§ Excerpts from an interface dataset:
+++++

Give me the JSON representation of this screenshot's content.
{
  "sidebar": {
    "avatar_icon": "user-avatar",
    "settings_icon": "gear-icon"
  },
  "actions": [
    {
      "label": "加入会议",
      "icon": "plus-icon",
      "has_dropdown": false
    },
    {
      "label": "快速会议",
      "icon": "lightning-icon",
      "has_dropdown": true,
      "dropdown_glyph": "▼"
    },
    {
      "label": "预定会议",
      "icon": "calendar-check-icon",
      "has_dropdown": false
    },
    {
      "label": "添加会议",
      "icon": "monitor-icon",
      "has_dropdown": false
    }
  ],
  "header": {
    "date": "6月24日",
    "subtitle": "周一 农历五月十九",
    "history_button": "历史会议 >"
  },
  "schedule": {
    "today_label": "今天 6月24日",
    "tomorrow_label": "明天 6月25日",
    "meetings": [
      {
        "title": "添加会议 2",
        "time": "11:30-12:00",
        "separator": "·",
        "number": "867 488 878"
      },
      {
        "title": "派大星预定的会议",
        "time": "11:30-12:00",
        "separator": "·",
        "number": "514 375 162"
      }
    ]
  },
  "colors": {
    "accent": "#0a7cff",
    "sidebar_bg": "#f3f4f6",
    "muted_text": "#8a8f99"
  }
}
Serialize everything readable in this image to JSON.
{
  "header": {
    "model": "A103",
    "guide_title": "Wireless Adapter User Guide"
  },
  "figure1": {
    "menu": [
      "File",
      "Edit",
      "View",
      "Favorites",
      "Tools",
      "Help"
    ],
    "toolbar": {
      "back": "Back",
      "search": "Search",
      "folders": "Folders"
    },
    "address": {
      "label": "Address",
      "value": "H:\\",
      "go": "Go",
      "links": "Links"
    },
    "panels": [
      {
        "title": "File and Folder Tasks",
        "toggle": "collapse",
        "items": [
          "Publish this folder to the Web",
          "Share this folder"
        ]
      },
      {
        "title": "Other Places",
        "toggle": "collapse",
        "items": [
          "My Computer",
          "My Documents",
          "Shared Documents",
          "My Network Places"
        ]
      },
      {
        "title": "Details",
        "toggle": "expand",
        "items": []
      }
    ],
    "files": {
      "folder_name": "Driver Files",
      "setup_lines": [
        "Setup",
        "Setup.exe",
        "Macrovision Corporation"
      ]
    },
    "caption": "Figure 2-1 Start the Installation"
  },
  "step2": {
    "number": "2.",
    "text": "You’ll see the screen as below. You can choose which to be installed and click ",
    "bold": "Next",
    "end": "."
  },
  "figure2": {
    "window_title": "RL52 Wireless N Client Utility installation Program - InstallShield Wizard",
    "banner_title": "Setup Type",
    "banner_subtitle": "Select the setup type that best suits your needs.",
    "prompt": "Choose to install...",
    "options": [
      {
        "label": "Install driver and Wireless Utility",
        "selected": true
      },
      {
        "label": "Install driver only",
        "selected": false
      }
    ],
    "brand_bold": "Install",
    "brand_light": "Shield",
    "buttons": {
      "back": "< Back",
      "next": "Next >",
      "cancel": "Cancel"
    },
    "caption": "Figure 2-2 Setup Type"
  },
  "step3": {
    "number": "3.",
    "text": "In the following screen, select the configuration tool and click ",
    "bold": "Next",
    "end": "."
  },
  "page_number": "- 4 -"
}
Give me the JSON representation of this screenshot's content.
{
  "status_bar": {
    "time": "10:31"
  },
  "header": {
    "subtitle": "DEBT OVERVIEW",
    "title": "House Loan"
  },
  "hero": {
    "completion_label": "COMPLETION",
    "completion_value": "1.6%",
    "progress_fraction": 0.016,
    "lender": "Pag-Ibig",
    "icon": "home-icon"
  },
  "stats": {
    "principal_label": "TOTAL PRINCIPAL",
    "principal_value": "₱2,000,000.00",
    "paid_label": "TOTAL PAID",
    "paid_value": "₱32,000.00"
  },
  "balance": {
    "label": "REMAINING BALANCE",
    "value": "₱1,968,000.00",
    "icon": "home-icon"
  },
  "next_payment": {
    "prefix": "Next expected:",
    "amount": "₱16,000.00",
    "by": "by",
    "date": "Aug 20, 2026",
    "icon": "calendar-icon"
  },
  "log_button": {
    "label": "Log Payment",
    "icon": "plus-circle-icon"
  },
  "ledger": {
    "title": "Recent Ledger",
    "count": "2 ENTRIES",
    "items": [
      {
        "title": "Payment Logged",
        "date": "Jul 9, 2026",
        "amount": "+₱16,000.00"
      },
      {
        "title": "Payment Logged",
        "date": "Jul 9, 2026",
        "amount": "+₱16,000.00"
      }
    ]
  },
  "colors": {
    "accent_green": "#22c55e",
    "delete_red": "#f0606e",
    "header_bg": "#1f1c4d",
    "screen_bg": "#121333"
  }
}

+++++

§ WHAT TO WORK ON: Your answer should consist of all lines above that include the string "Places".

§ SOLUTION TO THIS EXERCISE:
        "title": "Other Places",
          "My Network Places"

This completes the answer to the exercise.